DATA EXTRACTS.
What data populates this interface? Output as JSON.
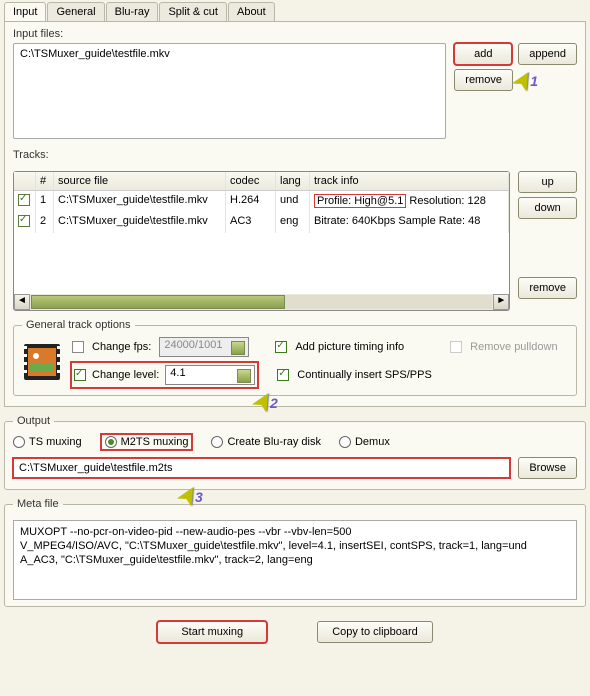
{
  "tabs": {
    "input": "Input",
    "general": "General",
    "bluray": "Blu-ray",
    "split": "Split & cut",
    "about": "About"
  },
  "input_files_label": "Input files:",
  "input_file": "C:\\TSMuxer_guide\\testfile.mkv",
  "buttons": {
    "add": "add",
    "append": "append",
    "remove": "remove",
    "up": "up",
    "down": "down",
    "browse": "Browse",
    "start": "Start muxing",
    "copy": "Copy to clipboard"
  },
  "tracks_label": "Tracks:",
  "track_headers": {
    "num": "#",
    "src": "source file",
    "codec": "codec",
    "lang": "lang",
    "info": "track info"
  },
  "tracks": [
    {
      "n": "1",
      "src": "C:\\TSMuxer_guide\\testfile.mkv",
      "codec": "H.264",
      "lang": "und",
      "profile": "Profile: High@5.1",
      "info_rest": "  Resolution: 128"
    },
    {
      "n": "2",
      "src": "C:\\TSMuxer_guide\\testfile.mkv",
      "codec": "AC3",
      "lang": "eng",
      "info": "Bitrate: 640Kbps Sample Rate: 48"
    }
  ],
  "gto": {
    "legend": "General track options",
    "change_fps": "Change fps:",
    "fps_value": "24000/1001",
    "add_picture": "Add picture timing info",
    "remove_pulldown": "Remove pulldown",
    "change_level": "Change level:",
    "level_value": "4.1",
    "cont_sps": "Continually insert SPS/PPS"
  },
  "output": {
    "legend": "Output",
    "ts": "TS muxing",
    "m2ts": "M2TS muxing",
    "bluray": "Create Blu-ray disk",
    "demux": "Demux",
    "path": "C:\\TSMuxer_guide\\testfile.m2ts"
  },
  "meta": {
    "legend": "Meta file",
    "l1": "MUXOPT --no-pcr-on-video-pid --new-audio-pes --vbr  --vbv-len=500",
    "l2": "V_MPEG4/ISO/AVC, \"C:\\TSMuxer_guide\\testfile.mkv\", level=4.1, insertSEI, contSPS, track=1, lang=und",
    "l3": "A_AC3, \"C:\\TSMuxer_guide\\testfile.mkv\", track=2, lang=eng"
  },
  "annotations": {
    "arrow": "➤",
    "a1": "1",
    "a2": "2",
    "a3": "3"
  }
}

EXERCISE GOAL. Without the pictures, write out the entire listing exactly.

EXPECTED ANSWER.
What data populates this interface? Output as JSON.
{
  "tabs": {
    "input": "Input",
    "general": "General",
    "bluray": "Blu-ray",
    "split": "Split & cut",
    "about": "About"
  },
  "input_files_label": "Input files:",
  "input_file": "C:\\TSMuxer_guide\\testfile.mkv",
  "buttons": {
    "add": "add",
    "append": "append",
    "remove": "remove",
    "up": "up",
    "down": "down",
    "browse": "Browse",
    "start": "Start muxing",
    "copy": "Copy to clipboard"
  },
  "tracks_label": "Tracks:",
  "track_headers": {
    "num": "#",
    "src": "source file",
    "codec": "codec",
    "lang": "lang",
    "info": "track info"
  },
  "tracks": [
    {
      "n": "1",
      "src": "C:\\TSMuxer_guide\\testfile.mkv",
      "codec": "H.264",
      "lang": "und",
      "profile": "Profile: High@5.1",
      "info_rest": "  Resolution: 128"
    },
    {
      "n": "2",
      "src": "C:\\TSMuxer_guide\\testfile.mkv",
      "codec": "AC3",
      "lang": "eng",
      "info": "Bitrate: 640Kbps Sample Rate: 48"
    }
  ],
  "gto": {
    "legend": "General track options",
    "change_fps": "Change fps:",
    "fps_value": "24000/1001",
    "add_picture": "Add picture timing info",
    "remove_pulldown": "Remove pulldown",
    "change_level": "Change level:",
    "level_value": "4.1",
    "cont_sps": "Continually insert SPS/PPS"
  },
  "output": {
    "legend": "Output",
    "ts": "TS muxing",
    "m2ts": "M2TS muxing",
    "bluray": "Create Blu-ray disk",
    "demux": "Demux",
    "path": "C:\\TSMuxer_guide\\testfile.m2ts"
  },
  "meta": {
    "legend": "Meta file",
    "l1": "MUXOPT --no-pcr-on-video-pid --new-audio-pes --vbr  --vbv-len=500",
    "l2": "V_MPEG4/ISO/AVC, \"C:\\TSMuxer_guide\\testfile.mkv\", level=4.1, insertSEI, contSPS, track=1, lang=und",
    "l3": "A_AC3, \"C:\\TSMuxer_guide\\testfile.mkv\", track=2, lang=eng"
  },
  "annotations": {
    "arrow": "➤",
    "a1": "1",
    "a2": "2",
    "a3": "3"
  }
}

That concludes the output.